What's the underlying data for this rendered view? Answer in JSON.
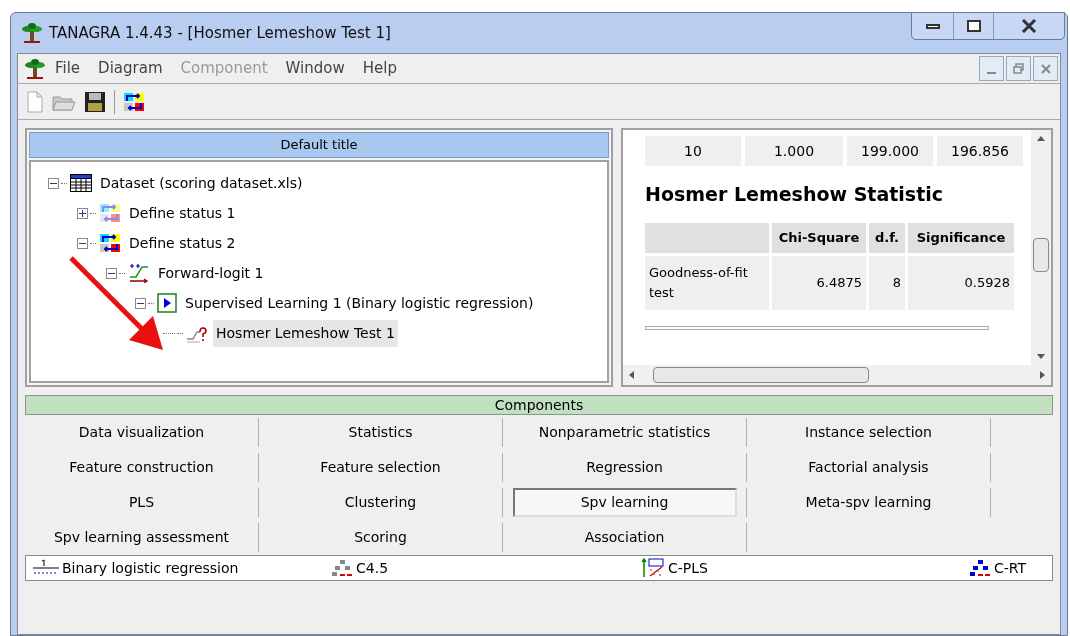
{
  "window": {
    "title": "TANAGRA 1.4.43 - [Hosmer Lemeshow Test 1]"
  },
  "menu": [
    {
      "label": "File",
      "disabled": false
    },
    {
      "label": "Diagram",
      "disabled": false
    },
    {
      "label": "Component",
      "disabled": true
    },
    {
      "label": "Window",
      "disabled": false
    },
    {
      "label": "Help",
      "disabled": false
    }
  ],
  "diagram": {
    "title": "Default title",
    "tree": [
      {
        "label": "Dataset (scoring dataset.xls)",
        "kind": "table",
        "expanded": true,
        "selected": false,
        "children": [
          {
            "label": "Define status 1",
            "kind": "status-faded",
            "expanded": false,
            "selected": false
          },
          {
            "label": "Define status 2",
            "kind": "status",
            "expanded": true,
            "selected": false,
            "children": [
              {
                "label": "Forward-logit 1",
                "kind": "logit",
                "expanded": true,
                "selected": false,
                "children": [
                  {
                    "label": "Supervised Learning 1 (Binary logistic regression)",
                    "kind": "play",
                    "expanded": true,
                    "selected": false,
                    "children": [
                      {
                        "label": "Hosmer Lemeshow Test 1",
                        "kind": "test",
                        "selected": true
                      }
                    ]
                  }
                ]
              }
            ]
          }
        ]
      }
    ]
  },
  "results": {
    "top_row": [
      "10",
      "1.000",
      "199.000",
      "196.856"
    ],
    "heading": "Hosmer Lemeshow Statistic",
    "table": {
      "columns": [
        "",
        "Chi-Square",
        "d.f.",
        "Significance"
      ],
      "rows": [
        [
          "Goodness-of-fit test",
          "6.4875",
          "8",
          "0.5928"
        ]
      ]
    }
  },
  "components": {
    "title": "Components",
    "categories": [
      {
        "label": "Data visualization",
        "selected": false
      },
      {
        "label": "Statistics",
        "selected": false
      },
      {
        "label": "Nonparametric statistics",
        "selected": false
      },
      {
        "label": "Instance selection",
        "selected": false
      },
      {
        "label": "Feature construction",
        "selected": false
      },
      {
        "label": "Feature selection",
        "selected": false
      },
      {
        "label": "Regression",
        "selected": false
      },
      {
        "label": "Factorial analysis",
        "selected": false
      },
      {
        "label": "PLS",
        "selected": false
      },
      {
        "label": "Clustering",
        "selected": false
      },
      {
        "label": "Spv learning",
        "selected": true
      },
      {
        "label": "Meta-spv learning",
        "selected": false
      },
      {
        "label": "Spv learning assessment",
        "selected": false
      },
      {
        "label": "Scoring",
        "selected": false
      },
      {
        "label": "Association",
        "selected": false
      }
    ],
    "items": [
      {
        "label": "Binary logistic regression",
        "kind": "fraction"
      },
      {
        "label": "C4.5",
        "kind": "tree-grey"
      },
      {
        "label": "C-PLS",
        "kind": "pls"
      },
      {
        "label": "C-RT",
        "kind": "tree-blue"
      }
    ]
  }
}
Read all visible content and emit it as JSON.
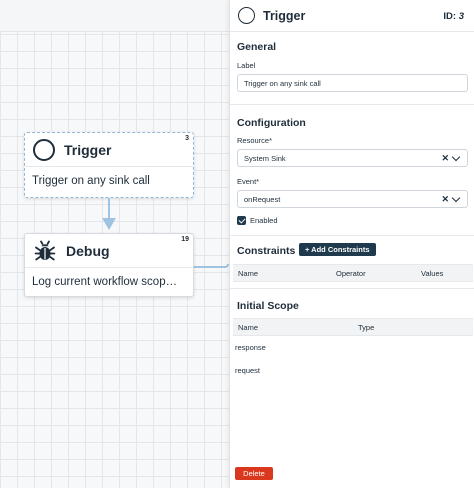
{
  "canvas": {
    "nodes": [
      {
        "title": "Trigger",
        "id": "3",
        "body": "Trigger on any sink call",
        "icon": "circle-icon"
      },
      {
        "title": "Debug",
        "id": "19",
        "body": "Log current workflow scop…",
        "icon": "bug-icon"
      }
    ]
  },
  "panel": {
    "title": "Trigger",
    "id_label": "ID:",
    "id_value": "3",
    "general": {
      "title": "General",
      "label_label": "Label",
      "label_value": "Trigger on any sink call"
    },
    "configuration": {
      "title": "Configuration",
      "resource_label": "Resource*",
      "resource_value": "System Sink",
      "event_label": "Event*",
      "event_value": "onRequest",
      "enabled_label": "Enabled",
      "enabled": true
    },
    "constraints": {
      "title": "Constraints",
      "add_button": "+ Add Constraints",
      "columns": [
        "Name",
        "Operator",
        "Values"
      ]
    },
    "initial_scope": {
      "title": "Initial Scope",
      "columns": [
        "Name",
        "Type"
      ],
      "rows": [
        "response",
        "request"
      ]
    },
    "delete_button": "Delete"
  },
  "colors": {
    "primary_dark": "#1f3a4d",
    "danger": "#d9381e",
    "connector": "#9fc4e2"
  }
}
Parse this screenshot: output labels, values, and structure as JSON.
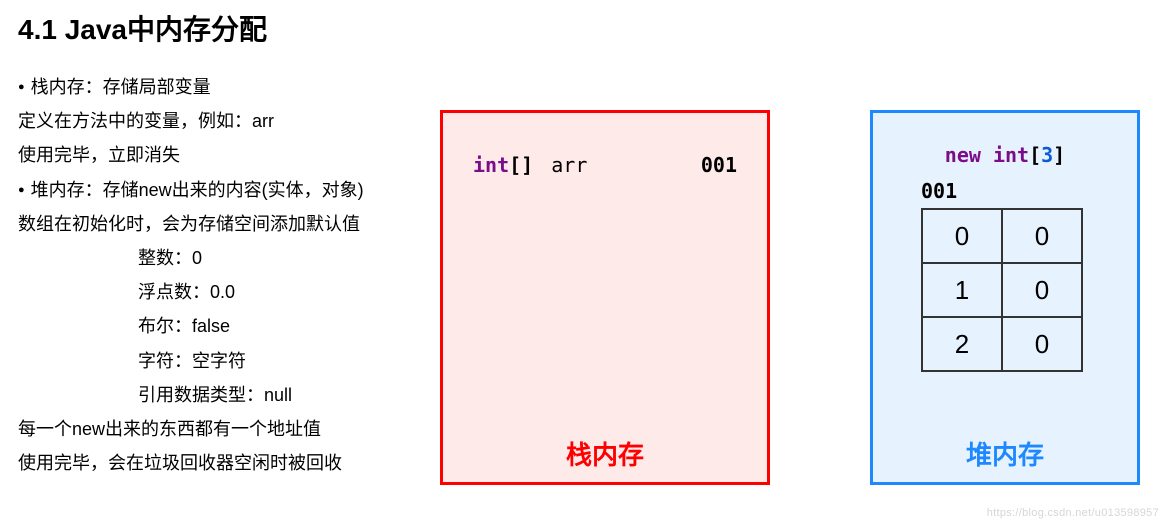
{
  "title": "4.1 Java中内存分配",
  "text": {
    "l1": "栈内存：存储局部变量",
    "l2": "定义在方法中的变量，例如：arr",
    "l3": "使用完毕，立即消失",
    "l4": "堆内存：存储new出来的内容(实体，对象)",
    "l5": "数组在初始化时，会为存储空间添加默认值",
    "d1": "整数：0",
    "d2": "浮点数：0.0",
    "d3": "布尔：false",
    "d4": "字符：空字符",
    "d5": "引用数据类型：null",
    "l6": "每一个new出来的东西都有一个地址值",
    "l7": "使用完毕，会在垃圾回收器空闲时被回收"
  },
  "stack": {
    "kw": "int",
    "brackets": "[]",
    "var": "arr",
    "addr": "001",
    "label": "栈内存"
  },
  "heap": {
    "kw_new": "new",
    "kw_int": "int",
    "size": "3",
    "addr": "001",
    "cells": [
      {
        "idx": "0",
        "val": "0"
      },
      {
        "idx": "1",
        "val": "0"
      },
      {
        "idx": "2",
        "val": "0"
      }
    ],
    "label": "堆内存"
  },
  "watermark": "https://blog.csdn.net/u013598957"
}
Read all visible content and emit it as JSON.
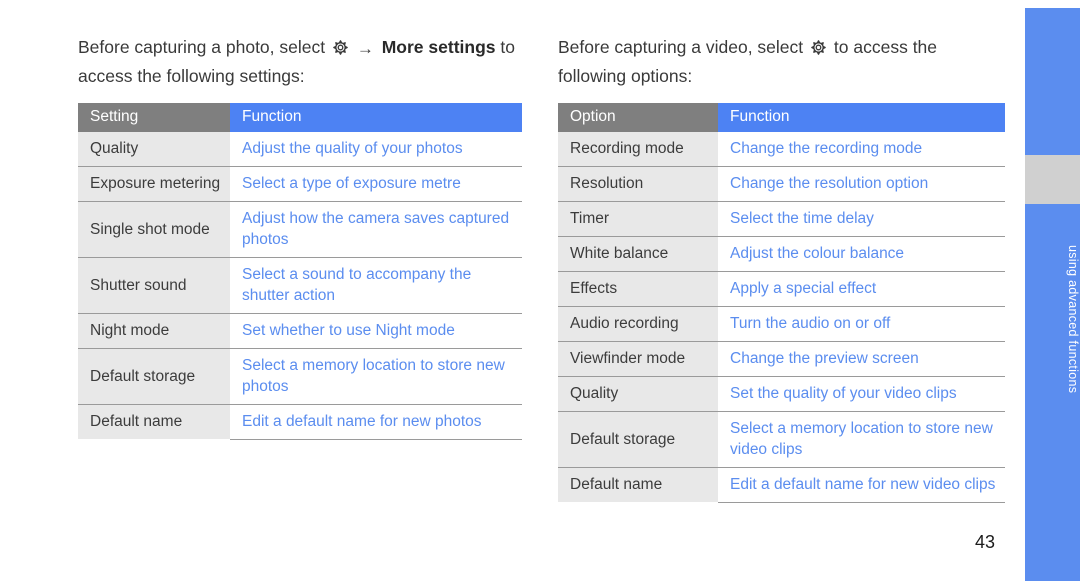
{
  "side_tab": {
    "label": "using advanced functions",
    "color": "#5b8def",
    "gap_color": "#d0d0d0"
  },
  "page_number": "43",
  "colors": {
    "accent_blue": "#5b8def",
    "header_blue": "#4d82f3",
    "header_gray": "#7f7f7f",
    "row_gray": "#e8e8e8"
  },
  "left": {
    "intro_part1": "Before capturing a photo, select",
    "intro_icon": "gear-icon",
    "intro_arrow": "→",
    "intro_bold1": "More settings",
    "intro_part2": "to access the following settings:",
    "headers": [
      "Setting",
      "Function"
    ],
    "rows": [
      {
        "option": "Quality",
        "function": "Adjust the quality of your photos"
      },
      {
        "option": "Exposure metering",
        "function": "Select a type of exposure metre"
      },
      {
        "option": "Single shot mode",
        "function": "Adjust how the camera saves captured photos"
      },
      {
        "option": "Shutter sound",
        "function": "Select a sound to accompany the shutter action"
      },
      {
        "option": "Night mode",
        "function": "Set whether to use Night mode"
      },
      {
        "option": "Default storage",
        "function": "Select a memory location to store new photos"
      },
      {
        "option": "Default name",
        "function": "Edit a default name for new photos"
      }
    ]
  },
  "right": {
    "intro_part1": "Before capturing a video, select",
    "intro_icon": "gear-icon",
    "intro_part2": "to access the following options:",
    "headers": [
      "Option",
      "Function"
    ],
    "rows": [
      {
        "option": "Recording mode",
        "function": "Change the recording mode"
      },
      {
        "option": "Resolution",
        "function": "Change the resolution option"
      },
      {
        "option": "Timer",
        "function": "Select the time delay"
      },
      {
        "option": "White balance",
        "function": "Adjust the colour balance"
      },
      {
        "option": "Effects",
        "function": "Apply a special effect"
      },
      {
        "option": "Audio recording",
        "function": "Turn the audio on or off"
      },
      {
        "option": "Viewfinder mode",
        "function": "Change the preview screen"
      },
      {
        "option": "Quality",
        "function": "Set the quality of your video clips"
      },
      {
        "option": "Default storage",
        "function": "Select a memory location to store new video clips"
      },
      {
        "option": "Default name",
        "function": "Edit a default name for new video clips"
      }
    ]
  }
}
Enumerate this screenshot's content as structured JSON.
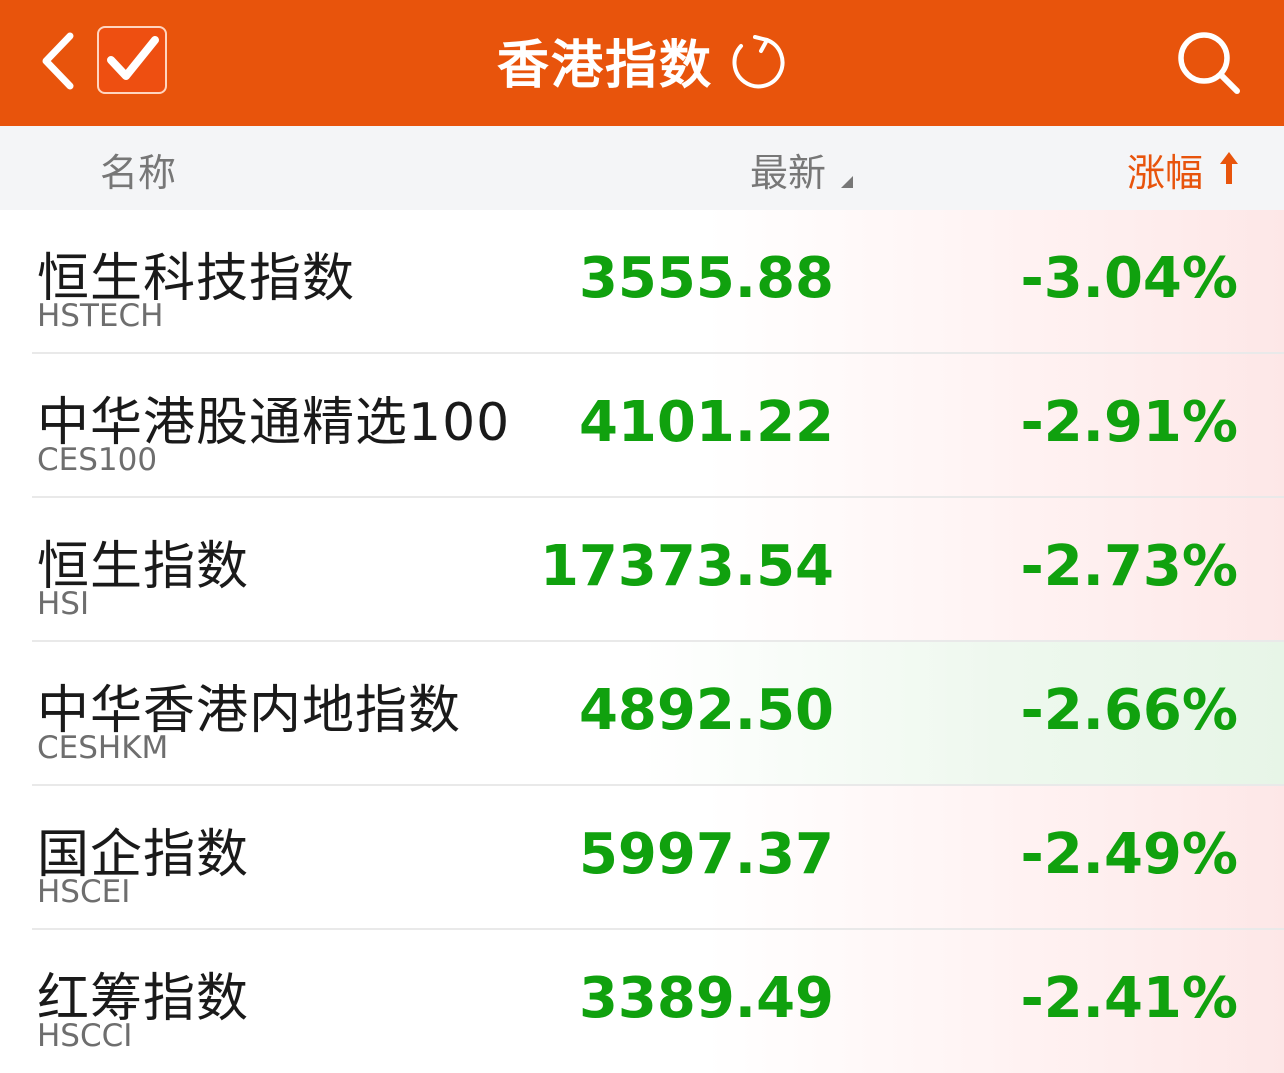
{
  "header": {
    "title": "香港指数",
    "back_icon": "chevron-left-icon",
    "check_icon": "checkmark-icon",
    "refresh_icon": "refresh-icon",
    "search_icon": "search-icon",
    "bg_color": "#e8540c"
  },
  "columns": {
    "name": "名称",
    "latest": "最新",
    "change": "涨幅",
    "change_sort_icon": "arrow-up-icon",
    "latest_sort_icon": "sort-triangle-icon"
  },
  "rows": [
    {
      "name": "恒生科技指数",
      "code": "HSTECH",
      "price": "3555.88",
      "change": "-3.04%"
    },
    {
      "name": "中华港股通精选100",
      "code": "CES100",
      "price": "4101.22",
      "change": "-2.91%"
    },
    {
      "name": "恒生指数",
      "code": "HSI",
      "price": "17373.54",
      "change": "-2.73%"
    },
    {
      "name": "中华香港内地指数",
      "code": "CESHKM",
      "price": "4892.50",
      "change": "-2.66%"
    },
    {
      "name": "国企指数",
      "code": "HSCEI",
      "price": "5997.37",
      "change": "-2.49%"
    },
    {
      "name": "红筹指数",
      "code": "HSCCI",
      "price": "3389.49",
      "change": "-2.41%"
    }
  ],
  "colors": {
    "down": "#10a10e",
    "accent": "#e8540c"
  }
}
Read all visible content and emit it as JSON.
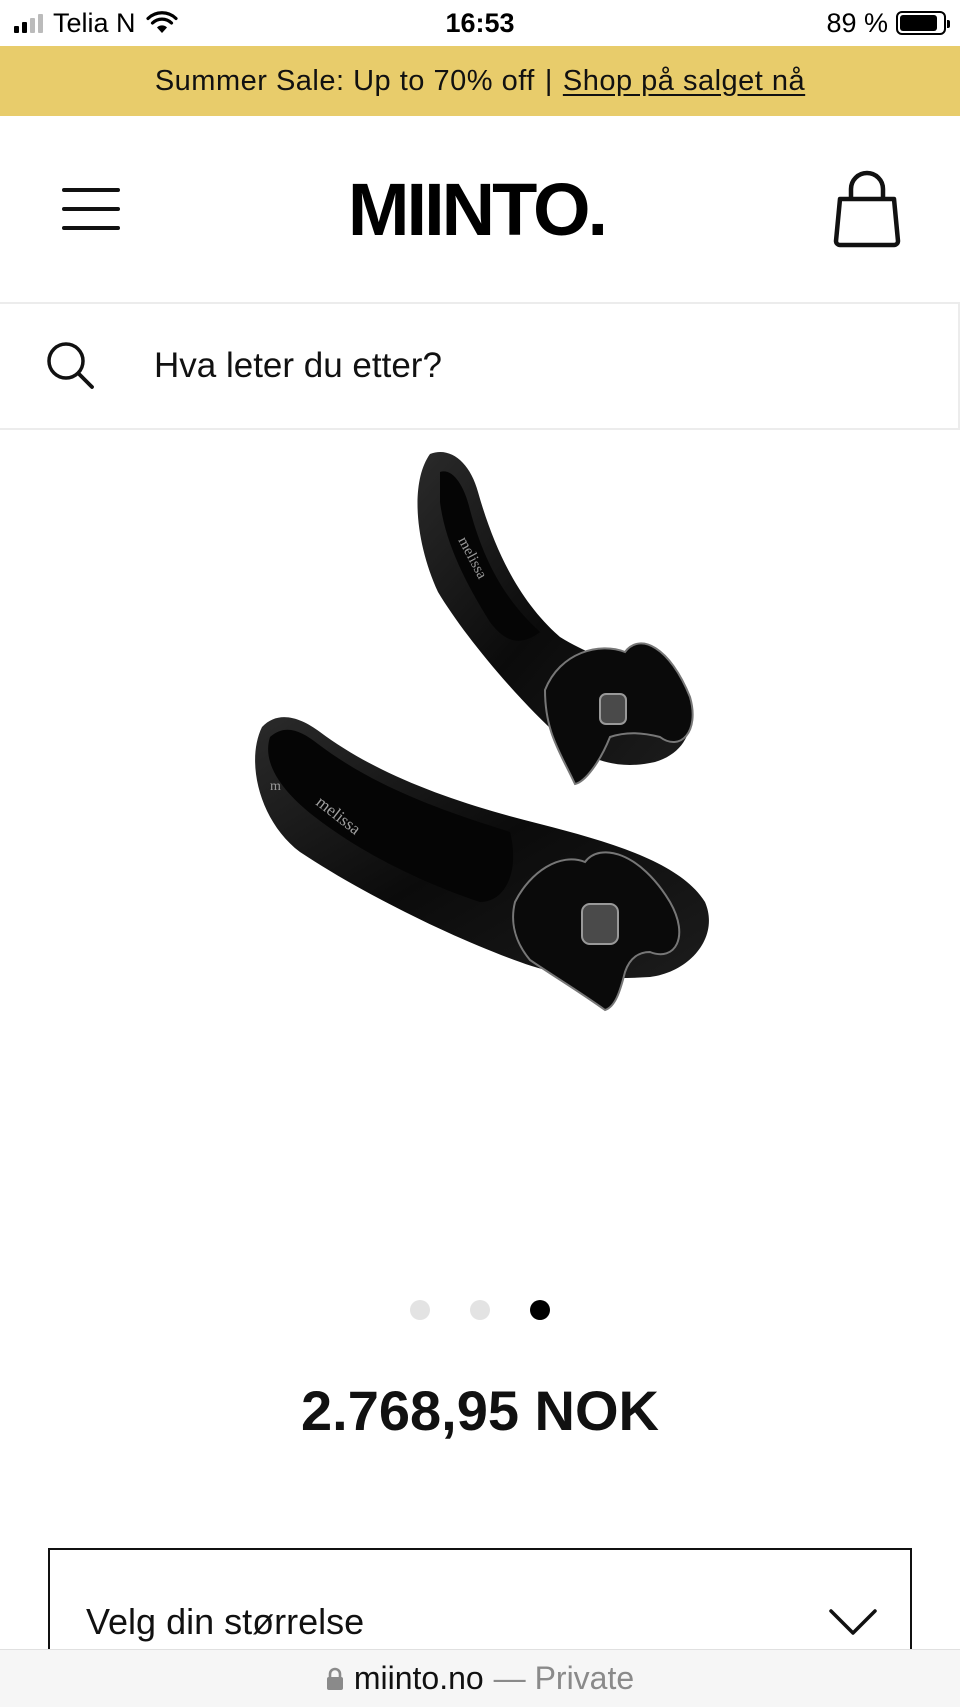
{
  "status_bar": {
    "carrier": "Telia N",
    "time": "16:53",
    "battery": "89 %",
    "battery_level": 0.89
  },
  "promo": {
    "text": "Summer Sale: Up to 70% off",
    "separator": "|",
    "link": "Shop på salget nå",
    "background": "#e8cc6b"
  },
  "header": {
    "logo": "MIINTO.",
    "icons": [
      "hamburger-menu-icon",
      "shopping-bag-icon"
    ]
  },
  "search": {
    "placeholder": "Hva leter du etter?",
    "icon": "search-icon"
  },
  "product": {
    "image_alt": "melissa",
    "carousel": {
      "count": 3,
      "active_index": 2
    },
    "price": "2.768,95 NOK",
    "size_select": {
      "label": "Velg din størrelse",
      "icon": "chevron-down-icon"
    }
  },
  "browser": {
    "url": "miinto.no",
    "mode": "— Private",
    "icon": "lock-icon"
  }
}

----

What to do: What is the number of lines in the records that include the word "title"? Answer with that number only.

Answer: 12